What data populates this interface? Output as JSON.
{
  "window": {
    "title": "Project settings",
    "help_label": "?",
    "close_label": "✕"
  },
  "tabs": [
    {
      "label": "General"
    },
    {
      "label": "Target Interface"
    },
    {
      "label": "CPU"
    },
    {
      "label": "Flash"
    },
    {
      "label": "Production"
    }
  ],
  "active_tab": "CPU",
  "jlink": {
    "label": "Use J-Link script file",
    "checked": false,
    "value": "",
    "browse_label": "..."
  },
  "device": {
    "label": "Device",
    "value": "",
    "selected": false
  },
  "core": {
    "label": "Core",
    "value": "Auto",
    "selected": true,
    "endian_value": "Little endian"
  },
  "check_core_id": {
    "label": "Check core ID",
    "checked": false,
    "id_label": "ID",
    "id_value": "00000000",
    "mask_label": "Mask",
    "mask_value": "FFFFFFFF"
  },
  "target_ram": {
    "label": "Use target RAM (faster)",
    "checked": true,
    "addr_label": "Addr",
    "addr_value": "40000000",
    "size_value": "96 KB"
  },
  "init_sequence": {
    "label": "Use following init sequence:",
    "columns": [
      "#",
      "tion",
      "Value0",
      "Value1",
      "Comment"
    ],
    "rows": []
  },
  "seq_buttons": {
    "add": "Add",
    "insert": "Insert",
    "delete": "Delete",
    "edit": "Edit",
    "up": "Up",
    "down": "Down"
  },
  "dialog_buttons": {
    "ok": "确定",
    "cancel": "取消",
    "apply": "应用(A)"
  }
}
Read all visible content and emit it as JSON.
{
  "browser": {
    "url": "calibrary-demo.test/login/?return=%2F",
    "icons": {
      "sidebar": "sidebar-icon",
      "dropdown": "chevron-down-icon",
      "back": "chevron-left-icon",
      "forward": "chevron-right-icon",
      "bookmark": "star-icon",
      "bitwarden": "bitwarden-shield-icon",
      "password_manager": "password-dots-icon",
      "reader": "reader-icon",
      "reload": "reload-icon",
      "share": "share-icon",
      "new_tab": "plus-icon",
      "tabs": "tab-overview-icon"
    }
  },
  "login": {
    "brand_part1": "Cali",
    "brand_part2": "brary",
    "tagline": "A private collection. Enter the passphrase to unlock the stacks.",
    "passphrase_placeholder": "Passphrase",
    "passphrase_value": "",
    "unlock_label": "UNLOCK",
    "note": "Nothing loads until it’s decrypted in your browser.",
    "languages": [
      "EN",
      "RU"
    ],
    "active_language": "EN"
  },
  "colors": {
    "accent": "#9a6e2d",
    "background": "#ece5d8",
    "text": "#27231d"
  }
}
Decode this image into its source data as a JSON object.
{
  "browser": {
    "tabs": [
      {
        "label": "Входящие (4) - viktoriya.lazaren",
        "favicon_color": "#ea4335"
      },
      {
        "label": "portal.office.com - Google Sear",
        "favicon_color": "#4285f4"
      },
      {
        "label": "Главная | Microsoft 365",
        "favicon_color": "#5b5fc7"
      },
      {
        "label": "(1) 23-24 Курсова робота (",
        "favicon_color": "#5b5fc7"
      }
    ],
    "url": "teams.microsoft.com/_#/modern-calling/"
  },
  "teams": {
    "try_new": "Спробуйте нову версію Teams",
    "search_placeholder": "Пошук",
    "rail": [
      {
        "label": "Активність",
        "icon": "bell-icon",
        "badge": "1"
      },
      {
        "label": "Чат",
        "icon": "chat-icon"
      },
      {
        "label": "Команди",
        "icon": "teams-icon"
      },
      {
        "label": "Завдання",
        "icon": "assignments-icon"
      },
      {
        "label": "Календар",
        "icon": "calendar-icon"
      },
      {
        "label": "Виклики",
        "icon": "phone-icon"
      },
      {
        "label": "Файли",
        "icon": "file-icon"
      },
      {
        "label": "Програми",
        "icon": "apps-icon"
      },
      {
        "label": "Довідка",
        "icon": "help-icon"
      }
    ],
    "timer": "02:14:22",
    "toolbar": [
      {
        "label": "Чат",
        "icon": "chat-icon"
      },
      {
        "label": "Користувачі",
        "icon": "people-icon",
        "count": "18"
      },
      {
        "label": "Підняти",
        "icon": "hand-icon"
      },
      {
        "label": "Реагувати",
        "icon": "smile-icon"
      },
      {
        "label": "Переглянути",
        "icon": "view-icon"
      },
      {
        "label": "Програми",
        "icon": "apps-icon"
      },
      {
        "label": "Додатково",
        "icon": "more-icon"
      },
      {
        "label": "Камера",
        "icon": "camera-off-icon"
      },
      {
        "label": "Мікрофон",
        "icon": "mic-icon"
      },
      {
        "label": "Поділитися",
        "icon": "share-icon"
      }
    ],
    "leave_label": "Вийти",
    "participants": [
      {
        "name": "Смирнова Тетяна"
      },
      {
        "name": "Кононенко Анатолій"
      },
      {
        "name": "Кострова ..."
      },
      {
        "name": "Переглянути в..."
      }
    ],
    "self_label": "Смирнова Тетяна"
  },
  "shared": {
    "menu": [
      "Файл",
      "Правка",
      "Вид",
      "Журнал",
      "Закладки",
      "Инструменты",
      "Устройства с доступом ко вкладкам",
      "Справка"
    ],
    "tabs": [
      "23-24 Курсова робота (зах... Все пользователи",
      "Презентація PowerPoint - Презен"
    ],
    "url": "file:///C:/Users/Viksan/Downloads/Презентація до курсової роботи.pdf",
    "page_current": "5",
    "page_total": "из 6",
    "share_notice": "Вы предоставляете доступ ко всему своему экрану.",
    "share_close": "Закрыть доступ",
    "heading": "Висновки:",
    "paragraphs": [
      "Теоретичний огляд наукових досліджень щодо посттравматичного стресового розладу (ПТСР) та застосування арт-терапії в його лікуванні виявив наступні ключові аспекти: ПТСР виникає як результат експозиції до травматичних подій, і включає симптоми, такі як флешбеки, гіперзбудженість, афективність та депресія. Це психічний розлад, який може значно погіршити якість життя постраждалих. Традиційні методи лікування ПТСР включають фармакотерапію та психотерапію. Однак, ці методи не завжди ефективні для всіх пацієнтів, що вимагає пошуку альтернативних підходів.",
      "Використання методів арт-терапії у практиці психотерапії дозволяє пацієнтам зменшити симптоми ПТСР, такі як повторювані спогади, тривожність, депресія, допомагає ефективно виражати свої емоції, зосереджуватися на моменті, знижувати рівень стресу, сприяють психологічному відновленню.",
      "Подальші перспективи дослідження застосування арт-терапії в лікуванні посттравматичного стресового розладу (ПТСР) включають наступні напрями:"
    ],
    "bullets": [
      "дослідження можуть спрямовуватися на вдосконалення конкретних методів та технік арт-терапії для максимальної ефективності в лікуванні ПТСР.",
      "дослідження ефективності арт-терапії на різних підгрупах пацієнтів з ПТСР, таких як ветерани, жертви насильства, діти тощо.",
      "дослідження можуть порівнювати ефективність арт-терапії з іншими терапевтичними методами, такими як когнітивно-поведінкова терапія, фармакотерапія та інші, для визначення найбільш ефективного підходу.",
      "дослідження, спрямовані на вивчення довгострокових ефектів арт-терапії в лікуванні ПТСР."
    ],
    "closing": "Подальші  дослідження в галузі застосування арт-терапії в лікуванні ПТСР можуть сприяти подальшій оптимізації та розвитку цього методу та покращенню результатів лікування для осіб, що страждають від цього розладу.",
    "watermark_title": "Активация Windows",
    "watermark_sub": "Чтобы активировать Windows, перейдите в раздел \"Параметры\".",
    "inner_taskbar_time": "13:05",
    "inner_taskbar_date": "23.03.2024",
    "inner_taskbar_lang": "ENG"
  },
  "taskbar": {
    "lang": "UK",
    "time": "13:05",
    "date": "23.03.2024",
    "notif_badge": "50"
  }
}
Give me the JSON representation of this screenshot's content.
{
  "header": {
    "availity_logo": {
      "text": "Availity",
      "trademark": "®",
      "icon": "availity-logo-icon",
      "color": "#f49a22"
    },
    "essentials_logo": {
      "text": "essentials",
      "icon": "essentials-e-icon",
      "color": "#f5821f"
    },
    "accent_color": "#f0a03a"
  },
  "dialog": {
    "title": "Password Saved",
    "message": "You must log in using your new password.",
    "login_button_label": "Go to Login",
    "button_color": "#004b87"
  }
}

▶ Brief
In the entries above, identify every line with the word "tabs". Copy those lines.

▶ Result of this task
  "tabs": [
      "tabs": "tab-overview-icon"
    "tabs": [
    "tabs": [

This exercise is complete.